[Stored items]
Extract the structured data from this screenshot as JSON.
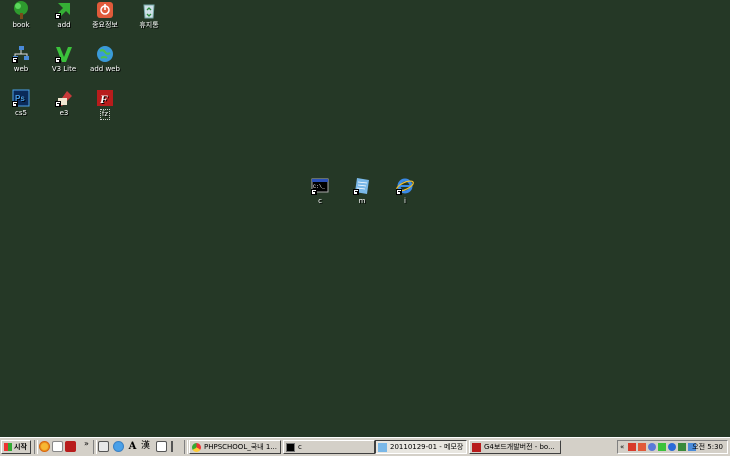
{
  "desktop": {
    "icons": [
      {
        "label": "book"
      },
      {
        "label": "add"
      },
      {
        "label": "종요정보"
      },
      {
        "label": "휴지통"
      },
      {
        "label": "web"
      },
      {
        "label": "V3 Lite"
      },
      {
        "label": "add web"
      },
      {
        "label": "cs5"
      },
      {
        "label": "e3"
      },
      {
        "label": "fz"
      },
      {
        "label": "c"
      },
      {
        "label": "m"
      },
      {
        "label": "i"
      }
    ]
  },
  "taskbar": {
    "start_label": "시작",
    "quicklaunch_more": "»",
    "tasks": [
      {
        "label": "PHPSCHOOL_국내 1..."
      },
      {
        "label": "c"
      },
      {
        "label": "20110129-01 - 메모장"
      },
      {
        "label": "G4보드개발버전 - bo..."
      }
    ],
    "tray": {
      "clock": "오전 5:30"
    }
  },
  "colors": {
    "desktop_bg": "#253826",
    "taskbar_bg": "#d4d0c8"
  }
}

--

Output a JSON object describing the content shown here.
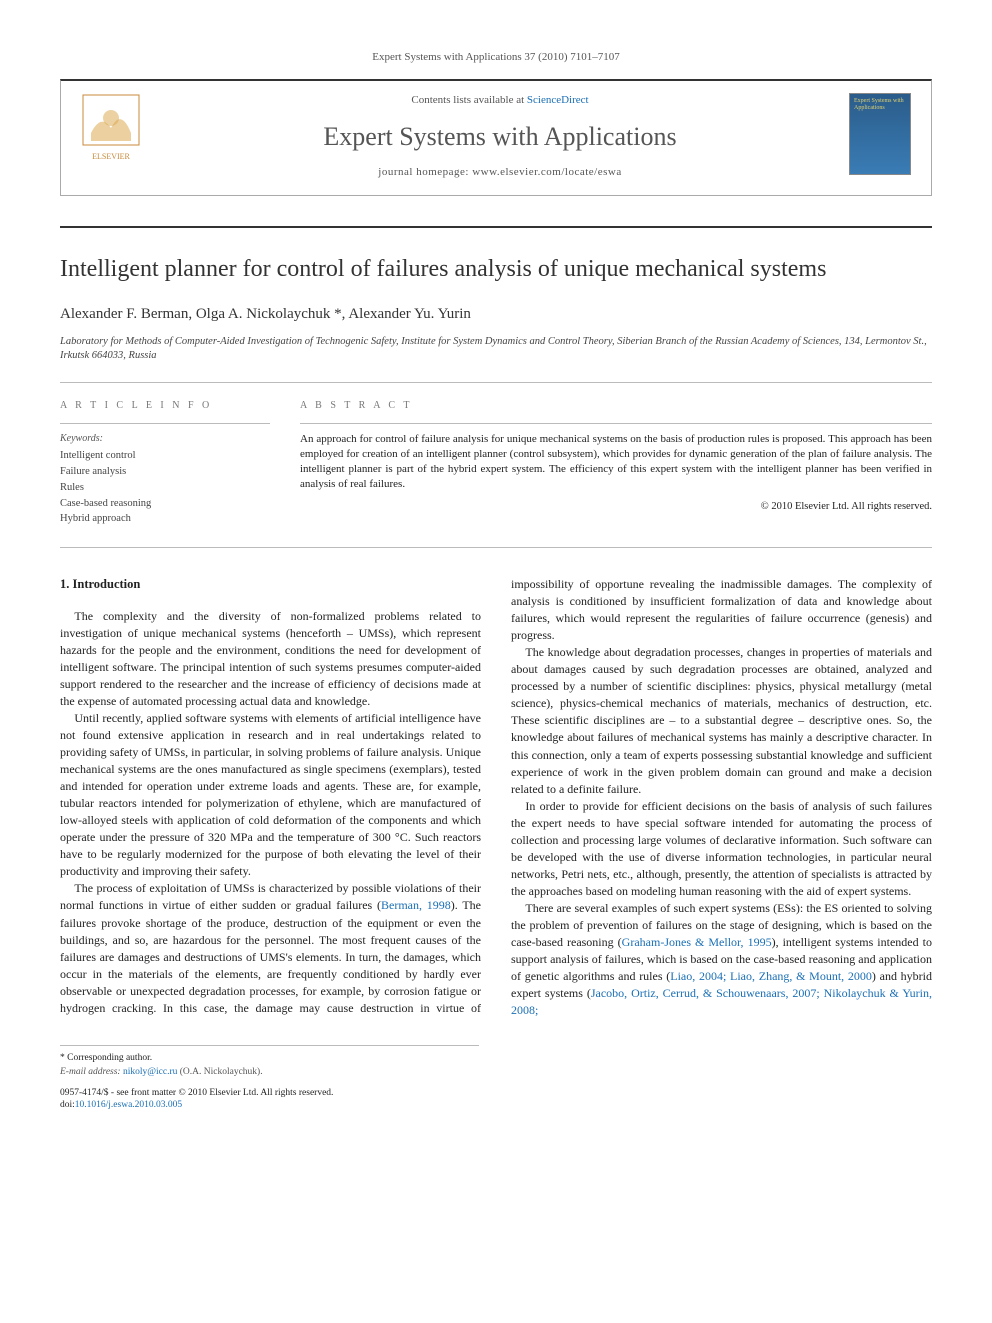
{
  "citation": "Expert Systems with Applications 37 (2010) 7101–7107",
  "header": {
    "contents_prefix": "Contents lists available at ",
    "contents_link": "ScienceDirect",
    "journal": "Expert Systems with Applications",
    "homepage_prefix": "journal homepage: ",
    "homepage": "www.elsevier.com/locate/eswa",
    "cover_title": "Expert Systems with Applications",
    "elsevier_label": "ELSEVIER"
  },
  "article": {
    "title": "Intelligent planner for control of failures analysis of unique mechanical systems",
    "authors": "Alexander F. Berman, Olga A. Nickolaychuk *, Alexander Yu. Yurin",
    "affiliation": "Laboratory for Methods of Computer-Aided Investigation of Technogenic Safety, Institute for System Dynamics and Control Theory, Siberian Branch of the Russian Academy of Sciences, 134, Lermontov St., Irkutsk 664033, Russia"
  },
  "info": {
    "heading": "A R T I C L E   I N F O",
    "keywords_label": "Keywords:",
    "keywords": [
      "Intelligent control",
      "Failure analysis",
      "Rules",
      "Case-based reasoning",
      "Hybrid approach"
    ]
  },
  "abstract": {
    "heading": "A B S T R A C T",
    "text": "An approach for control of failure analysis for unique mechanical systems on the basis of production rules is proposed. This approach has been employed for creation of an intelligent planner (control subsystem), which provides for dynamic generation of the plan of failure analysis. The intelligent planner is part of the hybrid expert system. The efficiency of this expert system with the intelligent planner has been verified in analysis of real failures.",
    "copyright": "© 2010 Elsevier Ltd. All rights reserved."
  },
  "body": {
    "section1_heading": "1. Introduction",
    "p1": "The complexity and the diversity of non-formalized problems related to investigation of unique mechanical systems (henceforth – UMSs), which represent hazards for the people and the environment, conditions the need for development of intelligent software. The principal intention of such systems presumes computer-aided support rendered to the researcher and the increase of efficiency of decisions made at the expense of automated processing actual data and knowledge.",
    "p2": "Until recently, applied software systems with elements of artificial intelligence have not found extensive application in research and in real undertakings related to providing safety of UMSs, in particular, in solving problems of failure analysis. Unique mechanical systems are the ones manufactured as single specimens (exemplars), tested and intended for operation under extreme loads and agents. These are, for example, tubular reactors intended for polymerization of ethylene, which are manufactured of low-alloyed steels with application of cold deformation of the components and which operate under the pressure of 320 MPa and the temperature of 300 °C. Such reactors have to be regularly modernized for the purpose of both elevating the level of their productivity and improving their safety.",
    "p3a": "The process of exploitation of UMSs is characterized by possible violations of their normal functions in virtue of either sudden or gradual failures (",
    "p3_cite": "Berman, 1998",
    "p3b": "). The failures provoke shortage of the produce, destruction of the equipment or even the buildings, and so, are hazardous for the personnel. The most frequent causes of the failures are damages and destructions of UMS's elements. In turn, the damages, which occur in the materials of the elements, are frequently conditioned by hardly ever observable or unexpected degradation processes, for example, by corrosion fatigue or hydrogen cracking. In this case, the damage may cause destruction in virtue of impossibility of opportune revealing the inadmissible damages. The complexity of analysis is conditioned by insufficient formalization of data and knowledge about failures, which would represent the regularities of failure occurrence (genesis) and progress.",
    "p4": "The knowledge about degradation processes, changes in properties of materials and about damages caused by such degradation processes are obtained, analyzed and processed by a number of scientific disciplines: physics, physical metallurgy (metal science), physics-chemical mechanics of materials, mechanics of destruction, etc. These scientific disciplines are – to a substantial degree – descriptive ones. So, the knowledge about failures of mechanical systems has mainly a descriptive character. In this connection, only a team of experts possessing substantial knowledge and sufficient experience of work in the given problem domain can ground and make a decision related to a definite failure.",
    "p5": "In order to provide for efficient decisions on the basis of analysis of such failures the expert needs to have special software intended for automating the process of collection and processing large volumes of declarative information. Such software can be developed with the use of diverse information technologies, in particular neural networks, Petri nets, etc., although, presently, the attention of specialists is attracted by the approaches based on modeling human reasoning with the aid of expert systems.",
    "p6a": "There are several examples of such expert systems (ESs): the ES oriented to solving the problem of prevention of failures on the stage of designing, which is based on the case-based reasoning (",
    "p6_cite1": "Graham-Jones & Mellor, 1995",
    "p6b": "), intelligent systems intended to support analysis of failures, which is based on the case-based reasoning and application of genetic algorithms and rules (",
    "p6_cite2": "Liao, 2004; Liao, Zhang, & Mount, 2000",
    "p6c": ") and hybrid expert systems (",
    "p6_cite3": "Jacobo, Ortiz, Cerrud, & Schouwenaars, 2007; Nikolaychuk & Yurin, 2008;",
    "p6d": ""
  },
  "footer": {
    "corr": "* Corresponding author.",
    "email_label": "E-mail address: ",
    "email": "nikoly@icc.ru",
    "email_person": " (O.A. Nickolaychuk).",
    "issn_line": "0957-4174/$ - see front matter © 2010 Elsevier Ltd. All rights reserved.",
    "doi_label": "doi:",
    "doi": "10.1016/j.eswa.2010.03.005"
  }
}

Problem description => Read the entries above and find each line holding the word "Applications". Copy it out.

Problem solution =>
  "citation": "Expert Systems with Applications 37 (2010) 7101–7107",
    "journal": "Expert Systems with Applications",
    "cover_title": "Expert Systems with Applications",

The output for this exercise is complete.